===== Supplied records

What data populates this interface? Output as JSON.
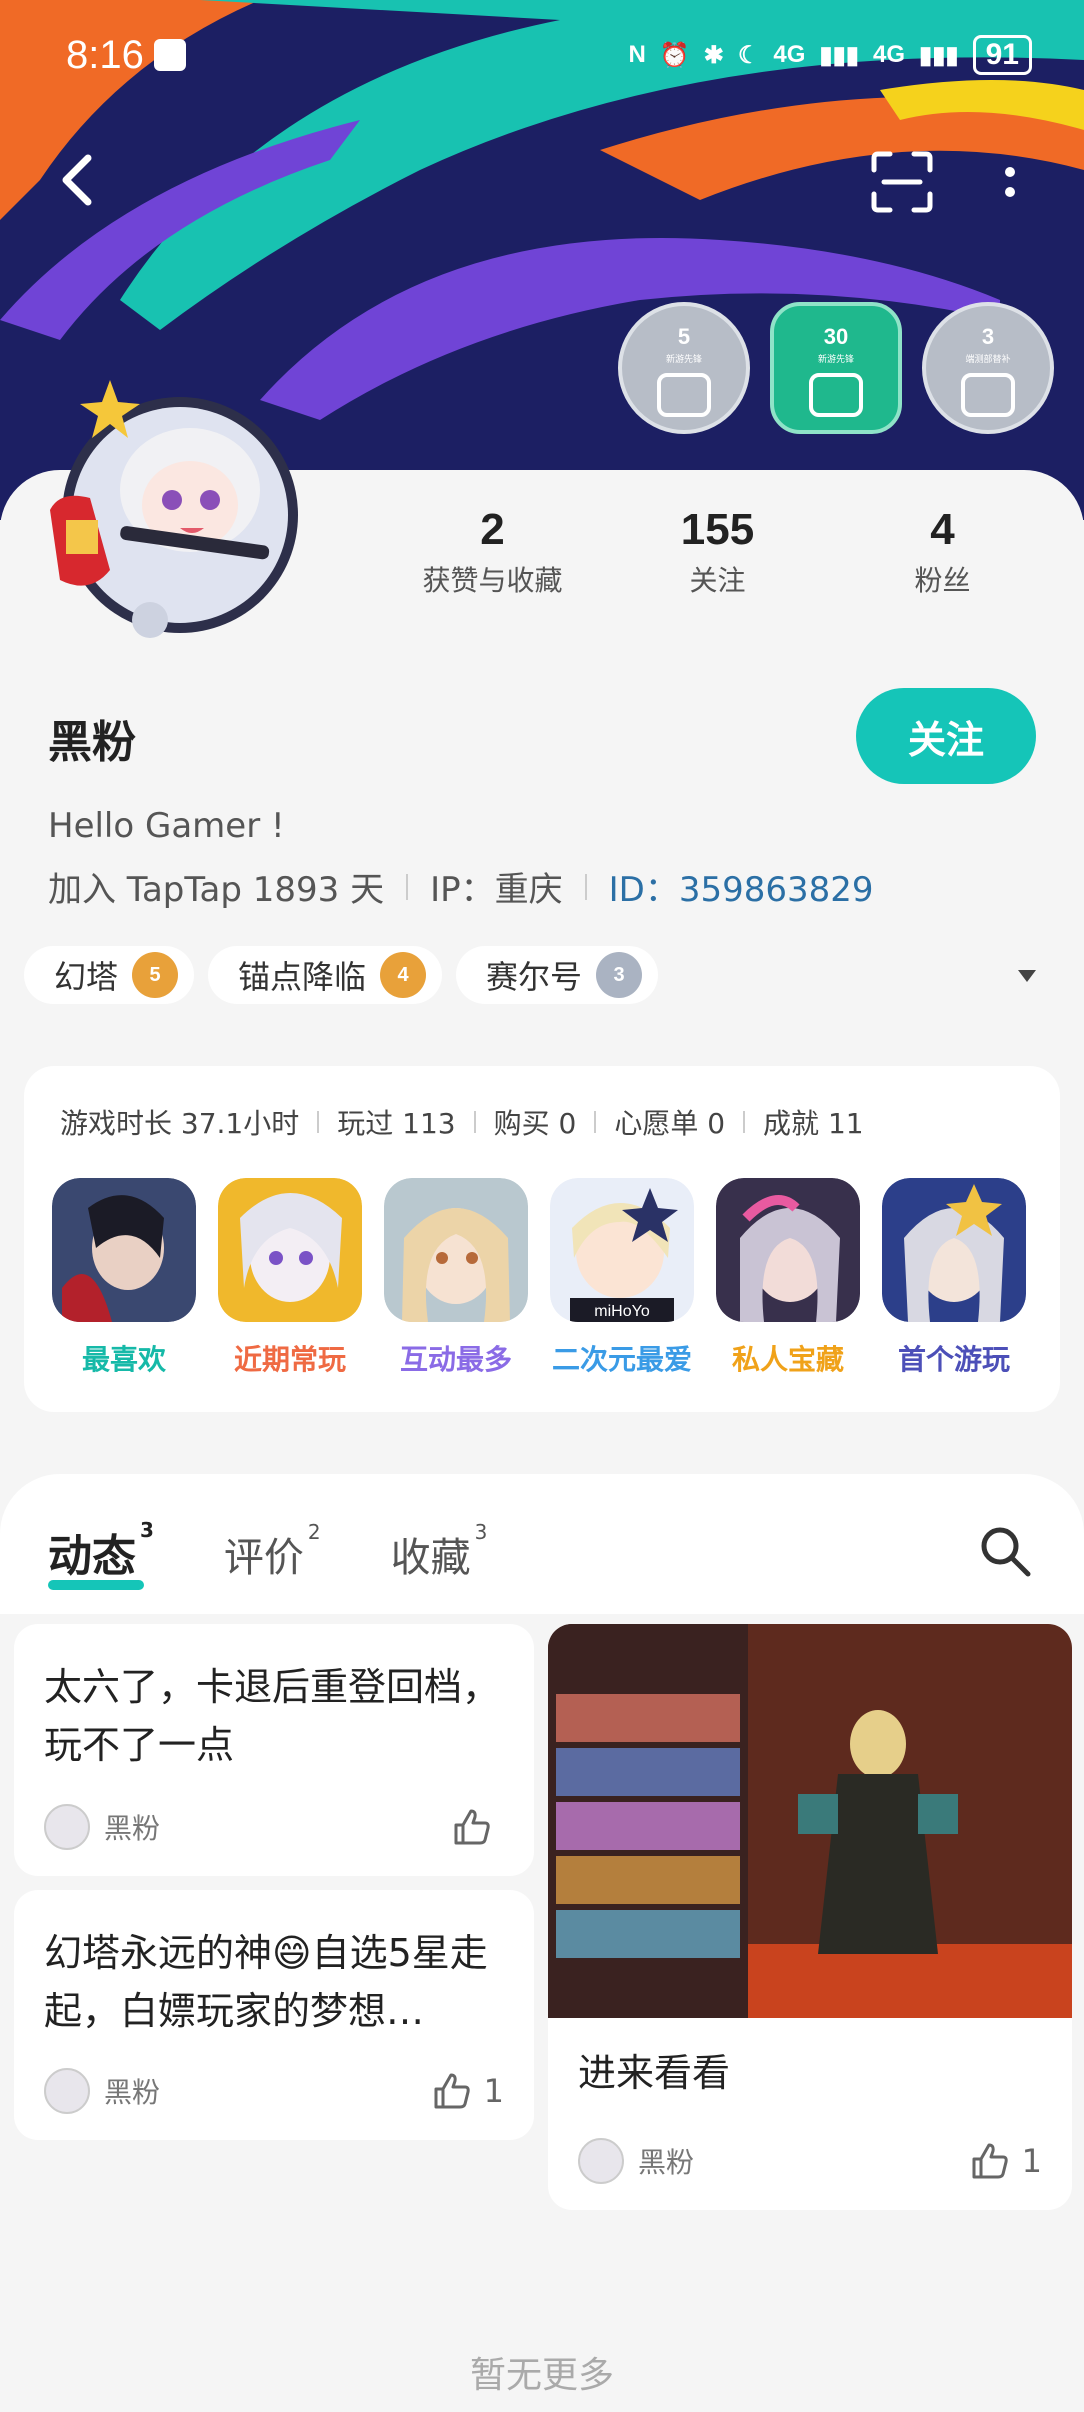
{
  "status_bar": {
    "time": "8:16",
    "network_1": "4G",
    "network_2": "4G",
    "battery": "91"
  },
  "badges": [
    {
      "count": "5",
      "label": "新游先锋"
    },
    {
      "count": "30",
      "label": "新游先锋"
    },
    {
      "count": "3",
      "label": "端测部替补"
    }
  ],
  "stats": [
    {
      "value": "2",
      "label": "获赞与收藏"
    },
    {
      "value": "155",
      "label": "关注"
    },
    {
      "value": "4",
      "label": "粉丝"
    }
  ],
  "profile": {
    "name": "黑粉",
    "follow_label": "关注",
    "bio": "Hello Gamer !",
    "joined": "加入 TapTap 1893 天",
    "ip": "IP：重庆",
    "id": "ID：359863829"
  },
  "tags": [
    {
      "name": "幻塔",
      "level": "5"
    },
    {
      "name": "锚点降临",
      "level": "4"
    },
    {
      "name": "赛尔号",
      "level": "3"
    }
  ],
  "game_stats": {
    "playtime": "游戏时长 37.1小时",
    "played": "玩过 113",
    "bought": "购买 0",
    "wishlist": "心愿单 0",
    "achievements": "成就 11"
  },
  "game_icons": [
    {
      "label": "最喜欢",
      "color": "#16b9a8"
    },
    {
      "label": "近期常玩",
      "color": "#ef6a43"
    },
    {
      "label": "互动最多",
      "color": "#8a6be6"
    },
    {
      "label": "二次元最爱",
      "color": "#3a9be6"
    },
    {
      "label": "私人宝藏",
      "color": "#f0a21a"
    },
    {
      "label": "首个游玩",
      "color": "#4c4fb8"
    }
  ],
  "tabs": [
    {
      "label": "动态",
      "count": "3"
    },
    {
      "label": "评价",
      "count": "2"
    },
    {
      "label": "收藏",
      "count": "3"
    }
  ],
  "posts": [
    {
      "title": "太六了，卡退后重登回档，玩不了一点",
      "author": "黑粉",
      "likes": ""
    },
    {
      "title": "幻塔永远的神😄自选5星走起，白嫖玩家的梦想…",
      "author": "黑粉",
      "likes": "1"
    },
    {
      "title": "进来看看",
      "author": "黑粉",
      "likes": "1"
    }
  ],
  "footer": {
    "no_more": "暂无更多"
  },
  "colors": {
    "accent": "#15c5b8",
    "banner_bg": "#1a1e5a",
    "id_link": "#2b6fa5"
  }
}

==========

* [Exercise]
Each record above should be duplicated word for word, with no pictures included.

* [Answer to this task]
What data populates this interface? Output as JSON.
{
  "status_bar": {
    "time": "8:16",
    "network_1": "4G",
    "network_2": "4G",
    "battery": "91"
  },
  "badges": [
    {
      "count": "5",
      "label": "新游先锋"
    },
    {
      "count": "30",
      "label": "新游先锋"
    },
    {
      "count": "3",
      "label": "端测部替补"
    }
  ],
  "stats": [
    {
      "value": "2",
      "label": "获赞与收藏"
    },
    {
      "value": "155",
      "label": "关注"
    },
    {
      "value": "4",
      "label": "粉丝"
    }
  ],
  "profile": {
    "name": "黑粉",
    "follow_label": "关注",
    "bio": "Hello Gamer !",
    "joined": "加入 TapTap 1893 天",
    "ip": "IP：重庆",
    "id": "ID：359863829"
  },
  "tags": [
    {
      "name": "幻塔",
      "level": "5"
    },
    {
      "name": "锚点降临",
      "level": "4"
    },
    {
      "name": "赛尔号",
      "level": "3"
    }
  ],
  "game_stats": {
    "playtime": "游戏时长 37.1小时",
    "played": "玩过 113",
    "bought": "购买 0",
    "wishlist": "心愿单 0",
    "achievements": "成就 11"
  },
  "game_icons": [
    {
      "label": "最喜欢",
      "color": "#16b9a8"
    },
    {
      "label": "近期常玩",
      "color": "#ef6a43"
    },
    {
      "label": "互动最多",
      "color": "#8a6be6"
    },
    {
      "label": "二次元最爱",
      "color": "#3a9be6"
    },
    {
      "label": "私人宝藏",
      "color": "#f0a21a"
    },
    {
      "label": "首个游玩",
      "color": "#4c4fb8"
    }
  ],
  "tabs": [
    {
      "label": "动态",
      "count": "3"
    },
    {
      "label": "评价",
      "count": "2"
    },
    {
      "label": "收藏",
      "count": "3"
    }
  ],
  "posts": [
    {
      "title": "太六了，卡退后重登回档，玩不了一点",
      "author": "黑粉",
      "likes": ""
    },
    {
      "title": "幻塔永远的神😄自选5星走起，白嫖玩家的梦想…",
      "author": "黑粉",
      "likes": "1"
    },
    {
      "title": "进来看看",
      "author": "黑粉",
      "likes": "1"
    }
  ],
  "footer": {
    "no_more": "暂无更多"
  },
  "colors": {
    "accent": "#15c5b8",
    "banner_bg": "#1a1e5a",
    "id_link": "#2b6fa5"
  }
}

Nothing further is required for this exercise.